DATA FOR ANALYSIS
◆ ◆ ◆ ◆ ◆

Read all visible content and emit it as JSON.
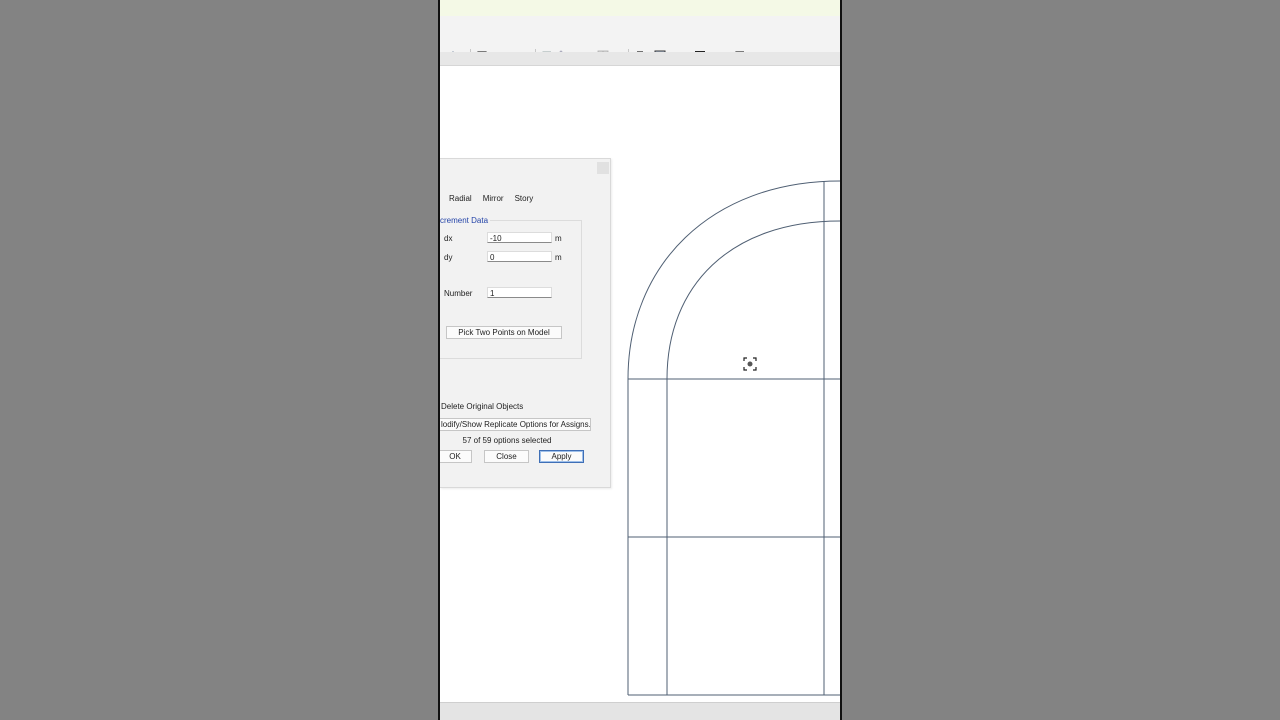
{
  "toolbar": {
    "icons": [
      "select-icon",
      "view-3d-icon",
      "draw-frame-icon",
      "draw-brace-icon",
      "draw-wall-icon",
      "draw-deck-icon",
      "draw-column-icon",
      "draw-link-icon",
      "draw-beam-icon",
      "draw-rebar-icon",
      "draw-grid-icon",
      "draw-slab-icon",
      "draw-section-icon",
      "draw-ibeam-icon",
      "draw-wall-stack-icon",
      "draw-dimension-icon",
      "draw-line-icon"
    ]
  },
  "dialog": {
    "tabs": [
      "Radial",
      "Mirror",
      "Story"
    ],
    "group_title": "crement Data",
    "fields": {
      "dx": {
        "label": "dx",
        "value": "-10",
        "unit": "m"
      },
      "dy": {
        "label": "dy",
        "value": "0",
        "unit": "m"
      },
      "number": {
        "label": "Number",
        "value": "1"
      }
    },
    "pick_button": "Pick Two Points on Model",
    "delete_original": "Delete Original Objects",
    "modify_button": "lodify/Show Replicate Options for Assigns...",
    "options_selected": "57 of 59 options selected",
    "ok": "OK",
    "close": "Close",
    "apply": "Apply"
  },
  "colors": {
    "model_lines": "#4f5f73",
    "accent": "#3f6fb6",
    "group_title": "#2444a8"
  }
}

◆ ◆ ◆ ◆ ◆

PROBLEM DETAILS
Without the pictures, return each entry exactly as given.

FINAL ANSWER
Read all visible content and emit it as JSON.
{
  "toolbar": {
    "icons": [
      "select-icon",
      "view-3d-icon",
      "draw-frame-icon",
      "draw-brace-icon",
      "draw-wall-icon",
      "draw-deck-icon",
      "draw-column-icon",
      "draw-link-icon",
      "draw-beam-icon",
      "draw-rebar-icon",
      "draw-grid-icon",
      "draw-slab-icon",
      "draw-section-icon",
      "draw-ibeam-icon",
      "draw-wall-stack-icon",
      "draw-dimension-icon",
      "draw-line-icon"
    ]
  },
  "dialog": {
    "tabs": [
      "Radial",
      "Mirror",
      "Story"
    ],
    "group_title": "crement Data",
    "fields": {
      "dx": {
        "label": "dx",
        "value": "-10",
        "unit": "m"
      },
      "dy": {
        "label": "dy",
        "value": "0",
        "unit": "m"
      },
      "number": {
        "label": "Number",
        "value": "1"
      }
    },
    "pick_button": "Pick Two Points on Model",
    "delete_original": "Delete Original Objects",
    "modify_button": "lodify/Show Replicate Options for Assigns...",
    "options_selected": "57 of 59 options selected",
    "ok": "OK",
    "close": "Close",
    "apply": "Apply"
  },
  "colors": {
    "model_lines": "#4f5f73",
    "accent": "#3f6fb6",
    "group_title": "#2444a8"
  }
}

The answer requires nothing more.